The authors provide an introduction for five papers commissioned by AHRQ focusing on incentives for physicians that are featured in this special issue of Health Services Research. These papers concentrate on suggesting a conceptual framework for the use of financial incentives in health care, key implications of the evidence to date on pay for performance and public reporting in health care and several related topics.
Citation: Kronick R, Casalino LP, Bindman AB . Apple pickers or federal judges: strong versus weak incentives in physician payment. Health Serv Res 2015 Dec;50 Suppl 2:2049-56. doi: 10.1111/1475-6773.12424.
Keywords: Payment, Provider Performance, Policy, Health Services Research (HSR), Quality of Care, Value, Healthcare Costs, Quality Improvement
Berenson RA, Rice T
Beyond measurement and reward: methods of motivating quality improvement and accountability.
The article examines public policies designed to improve quality and accountability that do not rely on financial incentives and public reporting of provider performance. It concludes that public policies related to quality improvement should focus more on methods of enhancing professional intrinsic motivation, while recognizing the potential role of organizations to actively promote and facilitate that motivation.
Citation: Berenson RA, Rice T . Beyond measurement and reward: methods of motivating quality improvement and accountability. Health Serv Res 2015 Dec;50 Suppl 2:2155-86. doi: 10.1111/1475-6773.12413.
Keywords: Quality Improvement, Policy, Provider Performance, Quality of Care, Value, Payment
Schlesinger M, Grob R, Shaller D
Using patient-reported information to improve clinical practice.
The purposes of this study were to assess what is known about the relationship between patient experience measures and incentives designed to improve care, and to identify how public policy and medical practices can promote patient-valued outcomes in health systems with strong financial incentives. It concluded that unless public policies are attentive to patients' perspectives, stronger financial incentives for clinicians can threaten aspects of care that patients most value.
Citation: Schlesinger M, Grob R, Shaller D . Using patient-reported information to improve clinical practice. Health Serv Res 2015 Dec;50 Suppl 2:2116-54. doi: 10.1111/1475-6773.12420.
Keywords: Quality Improvement, Quality of Care, Patient Experience, Provider Performance, Policy, Value, Payment, Public Reporting
Abrahamson K, Miech E, Davila HW
Pay-for-performance policy and data-driven decision making within nursing homes: a qualitative study.
The researchers explored ways in which data were collected, thought about and used by nursing home employees as a result of participation in a pay-for-performance (P4P) program. Their findings indicated that participants in the Minnesota Performance-based Incentive Payment Program’s quality improvement (QI) projects perceived a change in the rate and manner in which they gathered, used, and considered data in their QI decisions.
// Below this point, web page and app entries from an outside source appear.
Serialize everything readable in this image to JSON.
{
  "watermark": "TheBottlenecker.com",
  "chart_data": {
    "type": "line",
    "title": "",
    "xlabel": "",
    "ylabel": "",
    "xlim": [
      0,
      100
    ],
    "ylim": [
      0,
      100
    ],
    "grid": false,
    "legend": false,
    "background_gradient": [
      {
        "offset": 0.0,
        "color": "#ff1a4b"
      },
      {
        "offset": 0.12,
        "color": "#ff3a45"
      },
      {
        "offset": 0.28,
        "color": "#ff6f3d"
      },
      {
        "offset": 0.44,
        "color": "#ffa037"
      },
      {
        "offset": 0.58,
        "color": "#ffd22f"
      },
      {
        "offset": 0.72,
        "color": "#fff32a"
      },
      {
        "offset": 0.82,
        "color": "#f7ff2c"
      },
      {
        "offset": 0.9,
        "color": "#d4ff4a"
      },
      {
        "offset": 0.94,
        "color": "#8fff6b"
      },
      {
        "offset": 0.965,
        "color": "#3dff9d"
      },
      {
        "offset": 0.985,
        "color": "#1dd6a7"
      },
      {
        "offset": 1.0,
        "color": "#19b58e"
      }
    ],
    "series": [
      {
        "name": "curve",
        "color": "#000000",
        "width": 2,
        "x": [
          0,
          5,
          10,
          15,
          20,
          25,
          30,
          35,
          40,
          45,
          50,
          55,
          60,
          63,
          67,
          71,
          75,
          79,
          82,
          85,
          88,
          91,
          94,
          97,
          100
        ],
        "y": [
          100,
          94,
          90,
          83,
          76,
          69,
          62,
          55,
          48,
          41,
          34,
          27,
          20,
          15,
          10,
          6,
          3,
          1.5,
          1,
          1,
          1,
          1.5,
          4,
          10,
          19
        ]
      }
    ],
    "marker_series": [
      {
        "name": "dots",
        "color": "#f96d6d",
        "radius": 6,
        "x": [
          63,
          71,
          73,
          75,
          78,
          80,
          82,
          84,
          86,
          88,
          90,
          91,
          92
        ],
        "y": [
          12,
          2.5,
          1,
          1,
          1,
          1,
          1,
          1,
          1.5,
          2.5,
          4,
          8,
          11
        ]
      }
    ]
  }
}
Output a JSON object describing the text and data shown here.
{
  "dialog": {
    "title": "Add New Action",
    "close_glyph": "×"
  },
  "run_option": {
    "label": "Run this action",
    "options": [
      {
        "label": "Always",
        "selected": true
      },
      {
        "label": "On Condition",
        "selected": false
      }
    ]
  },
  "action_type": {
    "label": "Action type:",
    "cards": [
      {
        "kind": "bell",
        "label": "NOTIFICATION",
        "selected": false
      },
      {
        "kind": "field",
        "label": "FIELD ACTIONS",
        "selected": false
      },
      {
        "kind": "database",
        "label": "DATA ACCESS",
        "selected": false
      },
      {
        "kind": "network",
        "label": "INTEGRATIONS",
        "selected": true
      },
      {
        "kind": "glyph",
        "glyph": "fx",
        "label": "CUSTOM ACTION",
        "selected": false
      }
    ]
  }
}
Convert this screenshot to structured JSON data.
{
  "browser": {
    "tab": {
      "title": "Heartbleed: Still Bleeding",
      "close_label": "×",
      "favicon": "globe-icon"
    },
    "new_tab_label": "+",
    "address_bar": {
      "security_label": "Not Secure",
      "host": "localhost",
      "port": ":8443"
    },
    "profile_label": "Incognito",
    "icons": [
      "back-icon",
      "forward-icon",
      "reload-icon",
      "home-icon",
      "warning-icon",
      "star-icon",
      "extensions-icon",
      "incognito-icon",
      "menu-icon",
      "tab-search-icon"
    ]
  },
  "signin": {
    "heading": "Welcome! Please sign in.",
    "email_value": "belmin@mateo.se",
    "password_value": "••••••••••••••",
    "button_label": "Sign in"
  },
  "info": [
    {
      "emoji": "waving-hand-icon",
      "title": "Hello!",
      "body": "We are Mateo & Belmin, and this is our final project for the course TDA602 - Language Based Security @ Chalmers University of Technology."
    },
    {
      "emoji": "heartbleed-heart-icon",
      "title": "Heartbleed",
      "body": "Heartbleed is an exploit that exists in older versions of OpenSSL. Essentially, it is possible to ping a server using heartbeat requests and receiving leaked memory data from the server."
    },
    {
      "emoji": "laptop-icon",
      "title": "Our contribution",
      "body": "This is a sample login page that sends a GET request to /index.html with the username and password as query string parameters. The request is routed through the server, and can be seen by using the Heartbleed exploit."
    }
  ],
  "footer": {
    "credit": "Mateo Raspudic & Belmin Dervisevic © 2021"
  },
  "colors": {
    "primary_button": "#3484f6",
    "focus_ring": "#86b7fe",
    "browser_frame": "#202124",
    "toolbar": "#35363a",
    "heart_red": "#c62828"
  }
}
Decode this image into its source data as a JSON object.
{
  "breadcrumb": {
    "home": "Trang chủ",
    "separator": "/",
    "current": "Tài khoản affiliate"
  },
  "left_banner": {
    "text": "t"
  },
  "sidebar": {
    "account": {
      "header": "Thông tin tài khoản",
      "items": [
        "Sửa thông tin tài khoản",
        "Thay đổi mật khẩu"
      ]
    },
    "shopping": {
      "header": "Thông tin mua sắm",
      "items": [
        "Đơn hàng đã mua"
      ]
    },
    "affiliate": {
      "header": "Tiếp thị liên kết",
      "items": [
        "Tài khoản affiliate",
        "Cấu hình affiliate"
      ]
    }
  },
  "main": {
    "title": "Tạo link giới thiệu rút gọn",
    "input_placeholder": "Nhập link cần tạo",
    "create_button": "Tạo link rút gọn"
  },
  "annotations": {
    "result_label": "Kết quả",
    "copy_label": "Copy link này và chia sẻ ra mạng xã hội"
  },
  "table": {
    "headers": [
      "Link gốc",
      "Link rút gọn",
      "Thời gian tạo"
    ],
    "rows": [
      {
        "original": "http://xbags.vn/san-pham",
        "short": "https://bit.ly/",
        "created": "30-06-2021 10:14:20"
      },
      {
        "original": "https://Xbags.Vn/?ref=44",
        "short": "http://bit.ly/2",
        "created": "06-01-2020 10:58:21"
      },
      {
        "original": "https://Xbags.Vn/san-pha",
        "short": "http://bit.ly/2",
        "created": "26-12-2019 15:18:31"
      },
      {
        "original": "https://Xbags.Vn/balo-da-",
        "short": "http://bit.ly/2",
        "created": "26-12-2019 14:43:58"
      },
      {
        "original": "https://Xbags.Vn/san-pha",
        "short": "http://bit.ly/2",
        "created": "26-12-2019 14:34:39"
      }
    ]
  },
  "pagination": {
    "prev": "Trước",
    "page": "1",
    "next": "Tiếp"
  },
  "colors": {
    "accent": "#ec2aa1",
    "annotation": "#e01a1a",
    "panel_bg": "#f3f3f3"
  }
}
Citation: Abrahamson K, Miech E, Davila HW . Pay-for-performance policy and data-driven decision making within nursing homes: a qualitative study. BMJ Qual Saf. 2015 May;24(5):311-7. doi: 10.1136/bmjqs-2014-003362..
Keywords: Nursing Homes, Long-Term Care, Payment, Provider Performance, Decision Making, Policy, Quality Improvement, Quality of Care